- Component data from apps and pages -
···

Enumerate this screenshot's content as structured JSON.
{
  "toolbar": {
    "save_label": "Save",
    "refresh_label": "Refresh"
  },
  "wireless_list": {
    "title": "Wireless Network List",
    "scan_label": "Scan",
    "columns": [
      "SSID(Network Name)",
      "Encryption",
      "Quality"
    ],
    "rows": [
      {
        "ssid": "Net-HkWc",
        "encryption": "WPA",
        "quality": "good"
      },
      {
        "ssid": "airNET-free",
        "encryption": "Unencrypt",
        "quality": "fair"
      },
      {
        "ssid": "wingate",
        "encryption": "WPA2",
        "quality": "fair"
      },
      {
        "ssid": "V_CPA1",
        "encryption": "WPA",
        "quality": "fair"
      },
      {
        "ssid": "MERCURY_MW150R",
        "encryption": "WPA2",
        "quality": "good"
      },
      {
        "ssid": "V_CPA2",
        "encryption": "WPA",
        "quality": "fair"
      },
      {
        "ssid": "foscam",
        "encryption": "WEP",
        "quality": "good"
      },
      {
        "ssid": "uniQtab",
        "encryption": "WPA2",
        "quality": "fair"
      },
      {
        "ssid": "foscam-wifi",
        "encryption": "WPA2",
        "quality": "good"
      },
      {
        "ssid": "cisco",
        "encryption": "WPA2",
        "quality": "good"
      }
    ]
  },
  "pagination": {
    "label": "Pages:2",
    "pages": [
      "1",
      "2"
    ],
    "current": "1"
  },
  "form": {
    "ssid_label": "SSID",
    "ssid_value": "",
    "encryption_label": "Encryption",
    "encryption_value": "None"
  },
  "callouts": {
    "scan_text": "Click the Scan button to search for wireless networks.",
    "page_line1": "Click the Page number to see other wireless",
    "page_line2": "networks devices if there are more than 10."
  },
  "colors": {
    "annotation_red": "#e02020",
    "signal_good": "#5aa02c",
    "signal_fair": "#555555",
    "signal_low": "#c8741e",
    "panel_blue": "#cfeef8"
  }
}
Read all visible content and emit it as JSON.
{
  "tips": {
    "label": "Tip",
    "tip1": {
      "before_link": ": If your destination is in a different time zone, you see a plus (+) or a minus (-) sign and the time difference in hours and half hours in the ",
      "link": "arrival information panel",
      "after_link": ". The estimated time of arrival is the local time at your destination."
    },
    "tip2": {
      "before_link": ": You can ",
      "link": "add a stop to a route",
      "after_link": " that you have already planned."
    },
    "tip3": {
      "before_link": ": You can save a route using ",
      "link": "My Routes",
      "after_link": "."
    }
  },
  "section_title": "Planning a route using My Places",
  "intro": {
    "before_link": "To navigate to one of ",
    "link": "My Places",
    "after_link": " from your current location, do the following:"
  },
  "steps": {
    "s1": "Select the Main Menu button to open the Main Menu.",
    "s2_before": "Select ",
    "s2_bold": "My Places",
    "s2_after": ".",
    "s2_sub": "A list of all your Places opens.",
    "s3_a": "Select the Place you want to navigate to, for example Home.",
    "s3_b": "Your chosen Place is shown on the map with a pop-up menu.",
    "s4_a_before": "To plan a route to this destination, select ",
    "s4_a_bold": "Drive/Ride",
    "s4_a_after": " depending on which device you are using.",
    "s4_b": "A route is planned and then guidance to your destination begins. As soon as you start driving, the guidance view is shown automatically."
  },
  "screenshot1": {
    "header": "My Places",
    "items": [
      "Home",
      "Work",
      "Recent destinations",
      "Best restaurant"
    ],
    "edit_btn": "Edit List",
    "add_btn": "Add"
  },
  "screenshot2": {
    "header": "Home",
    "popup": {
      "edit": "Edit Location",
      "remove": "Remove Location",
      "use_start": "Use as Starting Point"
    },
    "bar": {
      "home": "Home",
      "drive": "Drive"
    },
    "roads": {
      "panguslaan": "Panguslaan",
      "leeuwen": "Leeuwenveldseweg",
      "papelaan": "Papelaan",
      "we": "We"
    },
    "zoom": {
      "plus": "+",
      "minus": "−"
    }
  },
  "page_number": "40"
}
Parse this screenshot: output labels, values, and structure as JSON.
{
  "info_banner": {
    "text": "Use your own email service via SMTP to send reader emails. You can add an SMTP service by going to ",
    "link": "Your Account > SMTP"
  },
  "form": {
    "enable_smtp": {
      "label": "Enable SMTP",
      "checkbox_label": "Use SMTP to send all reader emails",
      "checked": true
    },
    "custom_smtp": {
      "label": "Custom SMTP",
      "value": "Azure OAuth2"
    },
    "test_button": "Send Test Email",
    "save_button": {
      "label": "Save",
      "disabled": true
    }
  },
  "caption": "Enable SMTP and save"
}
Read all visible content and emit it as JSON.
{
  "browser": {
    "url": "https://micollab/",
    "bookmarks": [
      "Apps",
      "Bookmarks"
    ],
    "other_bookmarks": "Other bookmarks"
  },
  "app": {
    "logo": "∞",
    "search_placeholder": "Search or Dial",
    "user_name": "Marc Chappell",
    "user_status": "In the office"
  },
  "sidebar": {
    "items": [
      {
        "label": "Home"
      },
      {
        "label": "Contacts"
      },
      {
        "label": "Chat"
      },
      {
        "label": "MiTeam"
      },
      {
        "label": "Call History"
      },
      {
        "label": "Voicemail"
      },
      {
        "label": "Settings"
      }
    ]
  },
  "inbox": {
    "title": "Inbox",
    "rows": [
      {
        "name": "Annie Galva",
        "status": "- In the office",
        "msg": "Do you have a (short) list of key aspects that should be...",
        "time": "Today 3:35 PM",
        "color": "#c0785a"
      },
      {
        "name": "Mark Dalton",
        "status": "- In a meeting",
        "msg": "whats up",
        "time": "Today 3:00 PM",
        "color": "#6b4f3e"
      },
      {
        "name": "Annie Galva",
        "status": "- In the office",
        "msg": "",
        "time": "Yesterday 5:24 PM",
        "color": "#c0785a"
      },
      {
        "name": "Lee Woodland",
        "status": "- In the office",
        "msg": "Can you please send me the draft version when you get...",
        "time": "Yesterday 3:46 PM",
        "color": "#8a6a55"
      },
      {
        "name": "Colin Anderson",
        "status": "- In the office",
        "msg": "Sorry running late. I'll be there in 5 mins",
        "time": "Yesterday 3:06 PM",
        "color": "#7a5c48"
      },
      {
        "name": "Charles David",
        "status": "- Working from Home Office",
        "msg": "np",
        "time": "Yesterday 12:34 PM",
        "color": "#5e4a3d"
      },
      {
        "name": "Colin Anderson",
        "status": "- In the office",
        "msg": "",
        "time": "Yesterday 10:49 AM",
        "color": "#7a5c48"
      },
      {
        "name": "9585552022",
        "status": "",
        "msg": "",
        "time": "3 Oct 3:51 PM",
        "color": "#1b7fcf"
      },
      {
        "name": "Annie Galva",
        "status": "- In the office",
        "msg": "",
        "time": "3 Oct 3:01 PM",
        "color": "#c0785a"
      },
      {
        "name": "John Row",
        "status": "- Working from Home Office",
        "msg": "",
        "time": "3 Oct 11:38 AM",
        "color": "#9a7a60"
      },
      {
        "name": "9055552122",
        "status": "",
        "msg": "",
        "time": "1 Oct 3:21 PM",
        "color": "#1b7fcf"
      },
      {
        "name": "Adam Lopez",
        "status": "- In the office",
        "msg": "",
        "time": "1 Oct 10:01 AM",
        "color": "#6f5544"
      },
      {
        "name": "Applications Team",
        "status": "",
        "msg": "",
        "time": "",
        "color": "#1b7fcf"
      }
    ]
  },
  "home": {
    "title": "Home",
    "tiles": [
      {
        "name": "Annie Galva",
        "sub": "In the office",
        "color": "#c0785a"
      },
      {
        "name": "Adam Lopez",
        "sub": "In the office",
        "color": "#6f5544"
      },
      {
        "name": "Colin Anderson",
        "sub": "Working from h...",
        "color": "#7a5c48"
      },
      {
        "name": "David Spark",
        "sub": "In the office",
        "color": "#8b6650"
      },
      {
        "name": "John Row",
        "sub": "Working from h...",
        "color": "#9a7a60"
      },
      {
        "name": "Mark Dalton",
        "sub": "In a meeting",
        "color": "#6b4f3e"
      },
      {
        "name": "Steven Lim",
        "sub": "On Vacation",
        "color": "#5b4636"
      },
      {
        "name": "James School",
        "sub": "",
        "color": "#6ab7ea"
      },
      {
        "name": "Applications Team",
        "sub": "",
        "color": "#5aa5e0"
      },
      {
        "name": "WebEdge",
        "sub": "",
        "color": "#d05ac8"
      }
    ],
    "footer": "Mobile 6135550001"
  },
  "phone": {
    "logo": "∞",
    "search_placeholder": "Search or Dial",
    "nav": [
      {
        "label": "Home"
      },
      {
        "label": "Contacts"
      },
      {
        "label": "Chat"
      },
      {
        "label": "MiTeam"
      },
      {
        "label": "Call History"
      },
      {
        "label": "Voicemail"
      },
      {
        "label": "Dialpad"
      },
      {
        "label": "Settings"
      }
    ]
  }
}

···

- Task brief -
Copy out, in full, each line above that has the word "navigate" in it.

- Written response -
    "before_link": "To navigate to one of ",
    "s3_a": "Select the Place you want to navigate to, for example Home.",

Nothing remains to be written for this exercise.